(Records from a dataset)
►

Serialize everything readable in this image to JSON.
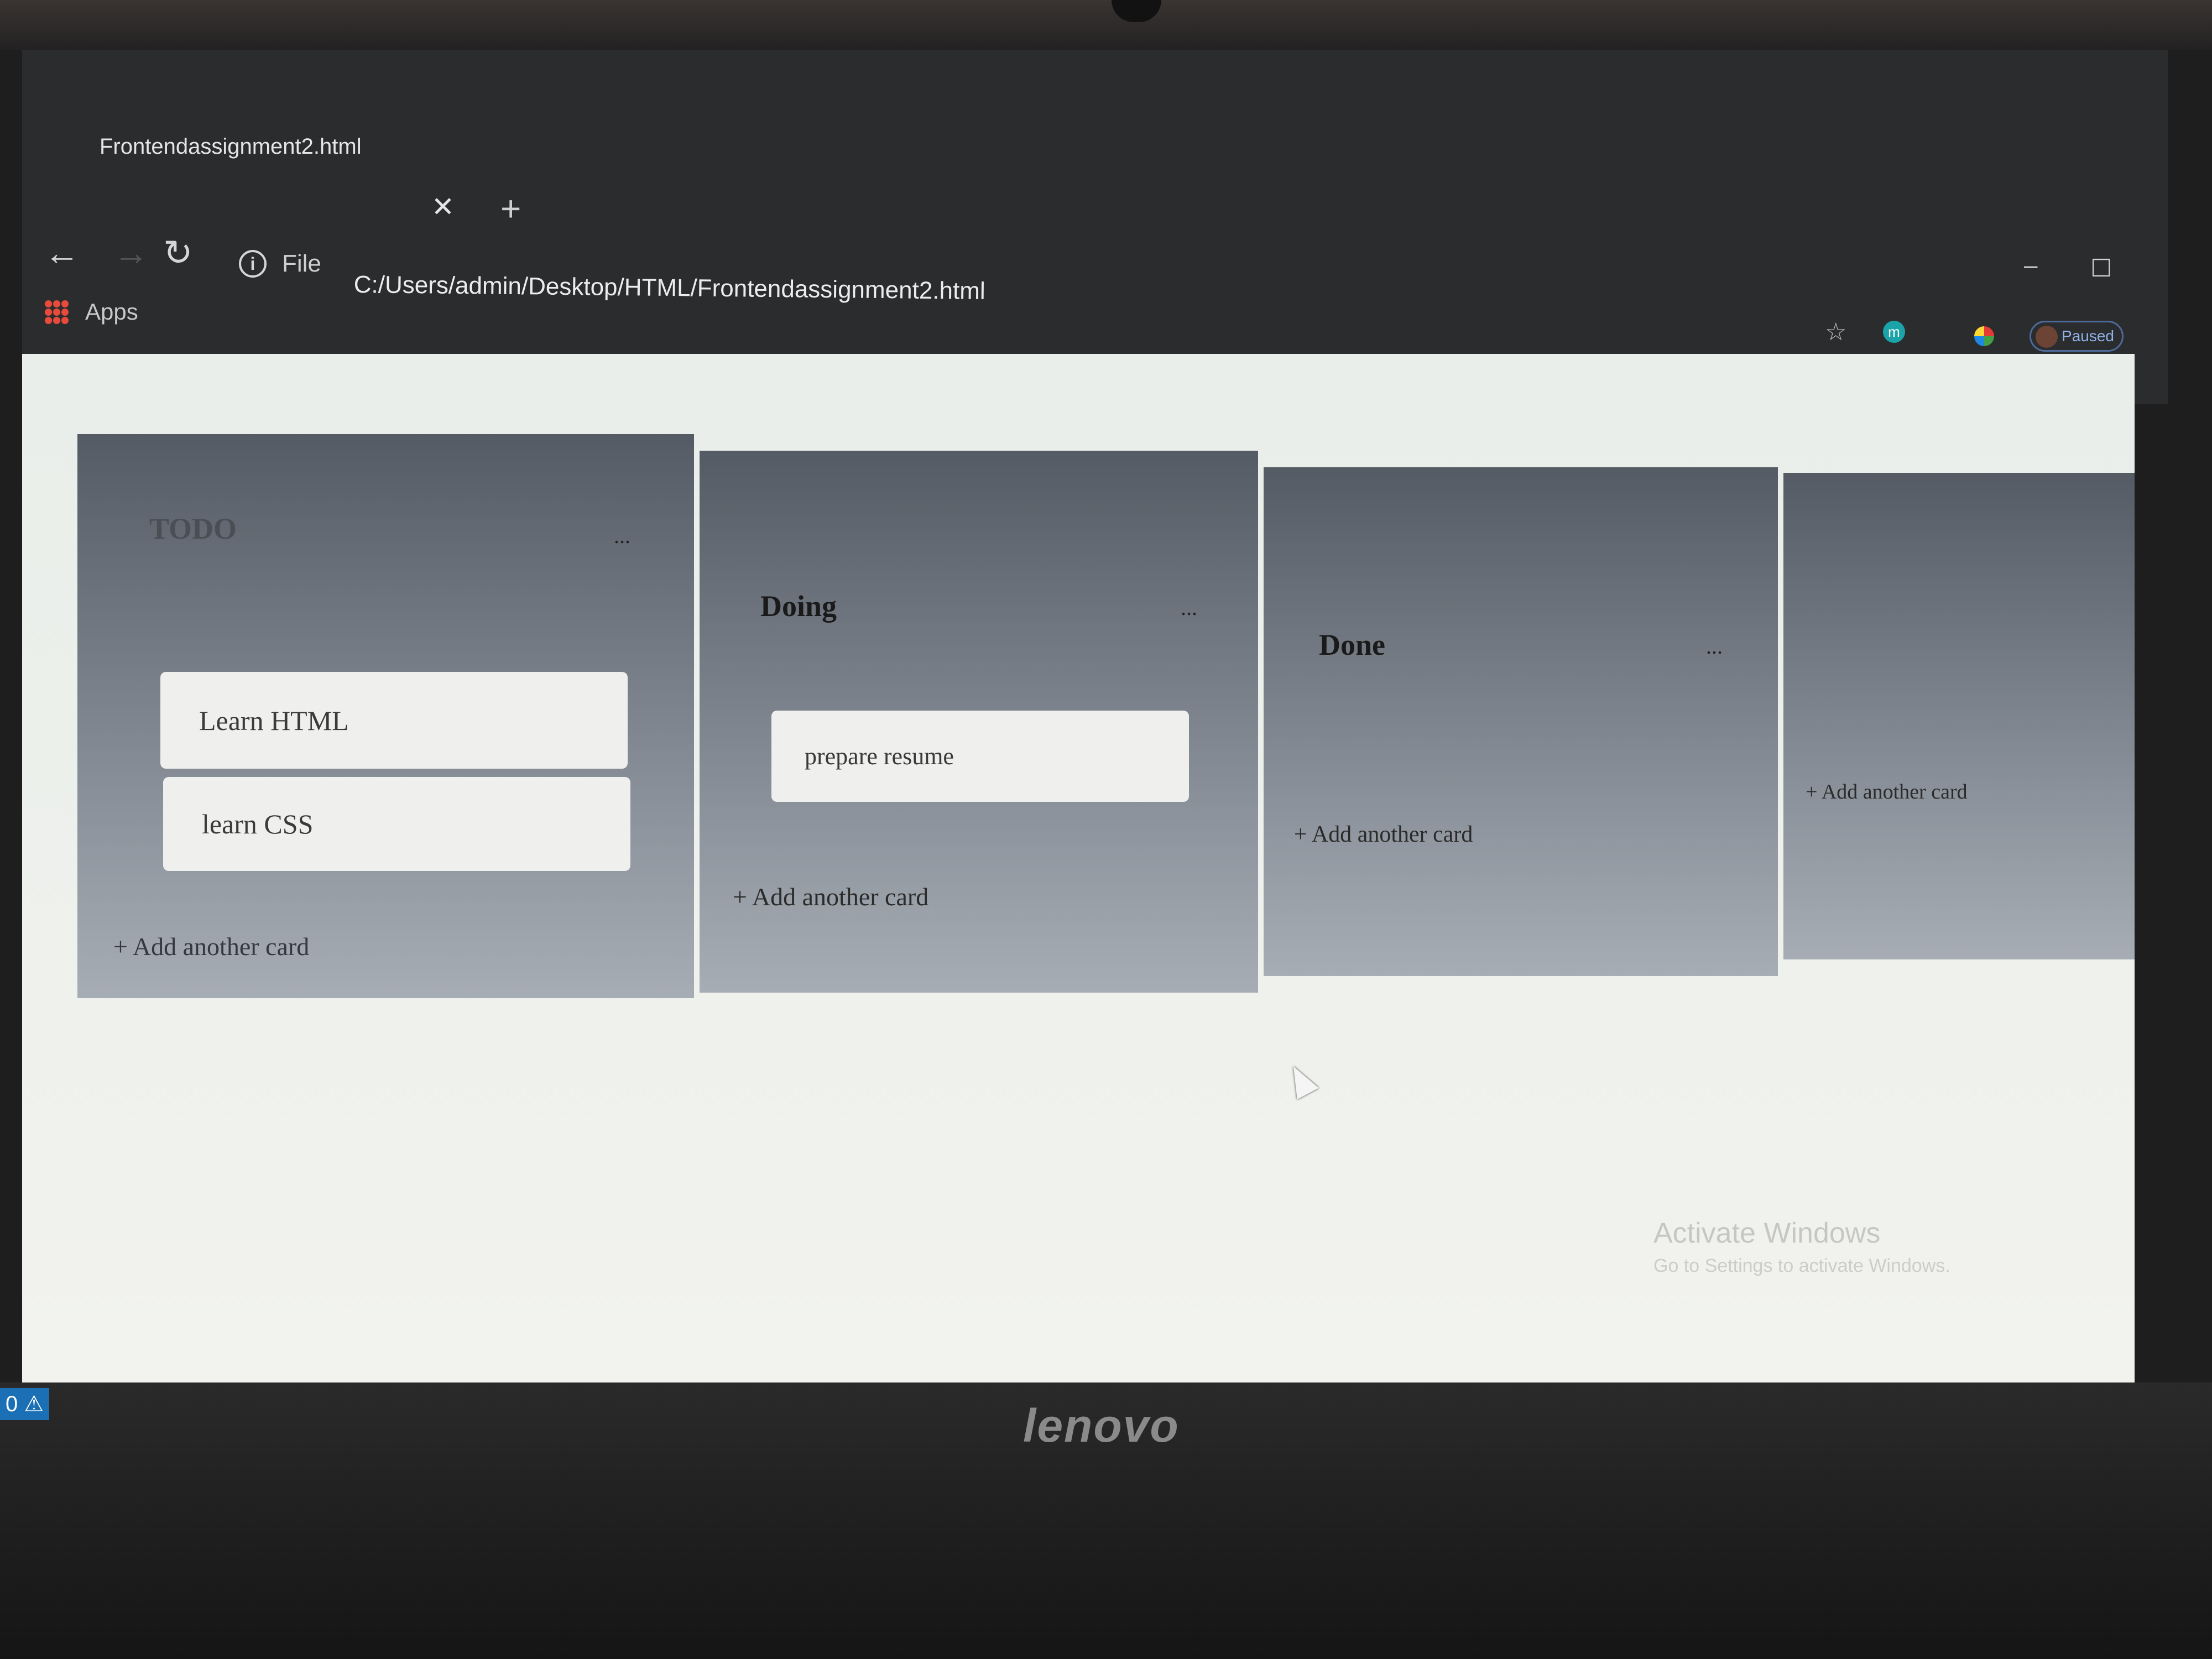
{
  "browser": {
    "tab_title": "Frontendassignment2.html",
    "tab_close": "✕",
    "new_tab": "+",
    "back": "←",
    "forward": "→",
    "reload": "↻",
    "info": "i",
    "file_label": "File",
    "url": "C:/Users/admin/Desktop/HTML/Frontendassignment2.html",
    "apps_label": "Apps",
    "star": "☆",
    "extension_letter": "m",
    "profile_status": "Paused",
    "minimize": "–",
    "maximize": "☐"
  },
  "board": {
    "lists": [
      {
        "title": "TODO",
        "menu": "...",
        "cards": [
          "Learn HTML",
          "learn CSS"
        ],
        "add_card": "+ Add another card"
      },
      {
        "title": "Doing",
        "menu": "...",
        "cards": [
          "prepare resume"
        ],
        "add_card": "+ Add another card"
      },
      {
        "title": "Done",
        "menu": "...",
        "cards": [],
        "add_card": "+ Add another card"
      },
      {
        "title": "",
        "cards": [],
        "add_card": "+ Add another card"
      }
    ]
  },
  "overlay": {
    "watermark": "Activate Windows",
    "watermark_sub": "Go to Settings to activate Windows."
  },
  "device": {
    "brand": "lenovo",
    "taskbar_badge": "0 ⚠"
  }
}
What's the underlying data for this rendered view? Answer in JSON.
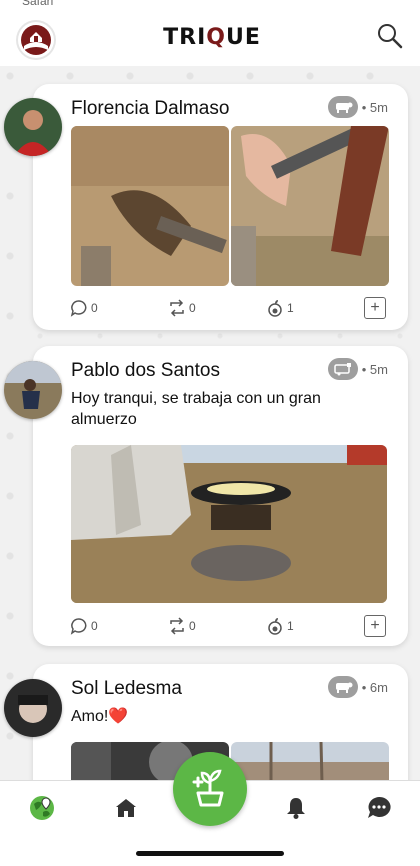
{
  "status": {
    "carrier_clipped": "Safari"
  },
  "app": {
    "logo_left": "TRI",
    "logo_q": "Q",
    "logo_right": "UE"
  },
  "posts": [
    {
      "author": "Florencia Dalmaso",
      "time": "• 5m",
      "category_icon": "cow-icon",
      "text": "",
      "comments": "0",
      "reposts": "0",
      "likes": "1"
    },
    {
      "author": "Pablo  dos Santos",
      "time": "• 5m",
      "category_icon": "machine-icon",
      "text": "Hoy tranqui, se trabaja con un gran almuerzo",
      "comments": "0",
      "reposts": "0",
      "likes": "1"
    },
    {
      "author": "Sol Ledesma",
      "time": "• 6m",
      "category_icon": "cow-icon",
      "text": "Amo!❤️"
    }
  ],
  "nav": {
    "items": [
      "map-icon",
      "home-icon",
      "new-post-icon",
      "bell-icon",
      "chat-icon"
    ]
  },
  "colors": {
    "brand_green": "#5cb746",
    "brand_red": "#7a1a1a",
    "badge_gray": "#9e9e9e"
  }
}
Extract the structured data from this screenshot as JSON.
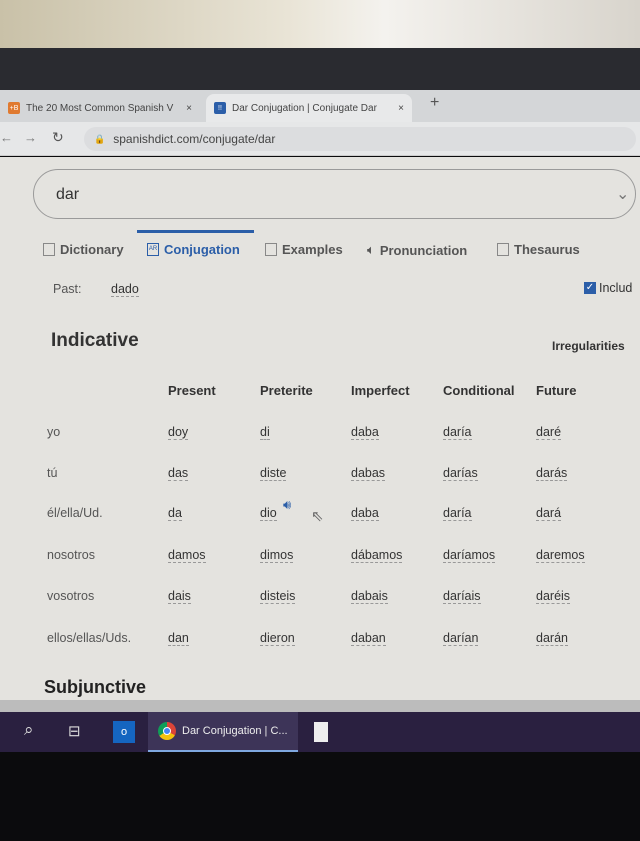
{
  "browser": {
    "tabs": [
      {
        "title": "The 20 Most Common Spanish V",
        "favicon": "+B",
        "active": false
      },
      {
        "title": "Dar Conjugation | Conjugate Dar",
        "favicon": "!!",
        "active": true
      }
    ],
    "new_tab": "+",
    "close": "×",
    "url": "spanishdict.com/conjugate/dar"
  },
  "search": {
    "value": "dar"
  },
  "nav": [
    {
      "label": "Dictionary",
      "icon": "book-icon"
    },
    {
      "label": "Conjugation",
      "icon": "ar-icon",
      "active": true
    },
    {
      "label": "Examples",
      "icon": "chat-icon"
    },
    {
      "label": "Pronunciation",
      "icon": "speaker-icon"
    },
    {
      "label": "Thesaurus",
      "icon": "open-book-icon"
    }
  ],
  "past": {
    "label": "Past:",
    "value": "dado"
  },
  "include": {
    "label": "Includ",
    "checked": true
  },
  "indicative": {
    "title": "Indicative",
    "irregularities": "Irregularities",
    "columns": [
      "Present",
      "Preterite",
      "Imperfect",
      "Conditional",
      "Future"
    ],
    "rows": [
      {
        "pronoun": "yo",
        "forms": [
          "doy",
          "di",
          "daba",
          "daría",
          "daré"
        ]
      },
      {
        "pronoun": "tú",
        "forms": [
          "das",
          "diste",
          "dabas",
          "darías",
          "darás"
        ]
      },
      {
        "pronoun": "él/ella/Ud.",
        "forms": [
          "da",
          "dio",
          "daba",
          "daría",
          "dará"
        ]
      },
      {
        "pronoun": "nosotros",
        "forms": [
          "damos",
          "dimos",
          "dábamos",
          "daríamos",
          "daremos"
        ]
      },
      {
        "pronoun": "vosotros",
        "forms": [
          "dais",
          "disteis",
          "dabais",
          "daríais",
          "daréis"
        ]
      },
      {
        "pronoun": "ellos/ellas/Uds.",
        "forms": [
          "dan",
          "dieron",
          "daban",
          "darían",
          "darán"
        ]
      }
    ]
  },
  "subjunctive": {
    "title": "Subjunctive"
  },
  "taskbar": {
    "chrome_label": "Dar Conjugation | C...",
    "accent": "#7fa8e0"
  },
  "colors": {
    "accent": "#2b5ea8"
  }
}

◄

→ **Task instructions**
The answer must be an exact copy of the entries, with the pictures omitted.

→ **Exercise answer**
Serialize everything readable in this image to JSON.
{
  "browser": {
    "tab_title": "Frontendassignment2.html",
    "tab_close": "✕",
    "new_tab": "+",
    "back": "←",
    "forward": "→",
    "reload": "↻",
    "info": "i",
    "file_label": "File",
    "url": "C:/Users/admin/Desktop/HTML/Frontendassignment2.html",
    "apps_label": "Apps",
    "star": "☆",
    "extension_letter": "m",
    "profile_status": "Paused",
    "minimize": "–",
    "maximize": "☐"
  },
  "board": {
    "lists": [
      {
        "title": "TODO",
        "menu": "...",
        "cards": [
          "Learn HTML",
          "learn CSS"
        ],
        "add_card": "+ Add another card"
      },
      {
        "title": "Doing",
        "menu": "...",
        "cards": [
          "prepare resume"
        ],
        "add_card": "+ Add another card"
      },
      {
        "title": "Done",
        "menu": "...",
        "cards": [],
        "add_card": "+ Add another card"
      },
      {
        "title": "",
        "cards": [],
        "add_card": "+ Add another card"
      }
    ]
  },
  "overlay": {
    "watermark": "Activate Windows",
    "watermark_sub": "Go to Settings to activate Windows."
  },
  "device": {
    "brand": "lenovo",
    "taskbar_badge": "0 ⚠"
  }
}
What's the underlying data for this rendered view? Answer in JSON.
{
  "status": {
    "carrier_clipped": "Safari"
  },
  "app": {
    "logo_left": "TRI",
    "logo_q": "Q",
    "logo_right": "UE"
  },
  "posts": [
    {
      "author": "Florencia Dalmaso",
      "time": "• 5m",
      "category_icon": "cow-icon",
      "text": "",
      "comments": "0",
      "reposts": "0",
      "likes": "1"
    },
    {
      "author": "Pablo  dos Santos",
      "time": "• 5m",
      "category_icon": "machine-icon",
      "text": "Hoy tranqui, se trabaja con un gran almuerzo",
      "comments": "0",
      "reposts": "0",
      "likes": "1"
    },
    {
      "author": "Sol Ledesma",
      "time": "• 6m",
      "category_icon": "cow-icon",
      "text": "Amo!❤️"
    }
  ],
  "nav": {
    "items": [
      "map-icon",
      "home-icon",
      "new-post-icon",
      "bell-icon",
      "chat-icon"
    ]
  },
  "colors": {
    "brand_green": "#5cb746",
    "brand_red": "#7a1a1a",
    "badge_gray": "#9e9e9e"
  }
}
Extract the structured data from this screenshot as JSON.
{
  "browser": {
    "tabs": [
      {
        "title": "The 20 Most Common Spanish V",
        "favicon": "+B",
        "active": false
      },
      {
        "title": "Dar Conjugation | Conjugate Dar",
        "favicon": "!!",
        "active": true
      }
    ],
    "new_tab": "+",
    "close": "×",
    "url": "spanishdict.com/conjugate/dar"
  },
  "search": {
    "value": "dar"
  },
  "nav": [
    {
      "label": "Dictionary",
      "icon": "book-icon"
    },
    {
      "label": "Conjugation",
      "icon": "ar-icon",
      "active": true
    },
    {
      "label": "Examples",
      "icon": "chat-icon"
    },
    {
      "label": "Pronunciation",
      "icon": "speaker-icon"
    },
    {
      "label": "Thesaurus",
      "icon": "open-book-icon"
    }
  ],
  "past": {
    "label": "Past:",
    "value": "dado"
  },
  "include": {
    "label": "Includ",
    "checked": true
  },
  "indicative": {
    "title": "Indicative",
    "irregularities": "Irregularities",
    "columns": [
      "Present",
      "Preterite",
      "Imperfect",
      "Conditional",
      "Future"
    ],
    "rows": [
      {
        "pronoun": "yo",
        "forms": [
          "doy",
          "di",
          "daba",
          "daría",
          "daré"
        ]
      },
      {
        "pronoun": "tú",
        "forms": [
          "das",
          "diste",
          "dabas",
          "darías",
          "darás"
        ]
      },
      {
        "pronoun": "él/ella/Ud.",
        "forms": [
          "da",
          "dio",
          "daba",
          "daría",
          "dará"
        ]
      },
      {
        "pronoun": "nosotros",
        "forms": [
          "damos",
          "dimos",
          "dábamos",
          "daríamos",
          "daremos"
        ]
      },
      {
        "pronoun": "vosotros",
        "forms": [
          "dais",
          "disteis",
          "dabais",
          "daríais",
          "daréis"
        ]
      },
      {
        "pronoun": "ellos/ellas/Uds.",
        "forms": [
          "dan",
          "dieron",
          "daban",
          "darían",
          "darán"
        ]
      }
    ]
  },
  "subjunctive": {
    "title": "Subjunctive"
  },
  "taskbar": {
    "chrome_label": "Dar Conjugation | C...",
    "accent": "#7fa8e0"
  },
  "colors": {
    "accent": "#2b5ea8"
  }
}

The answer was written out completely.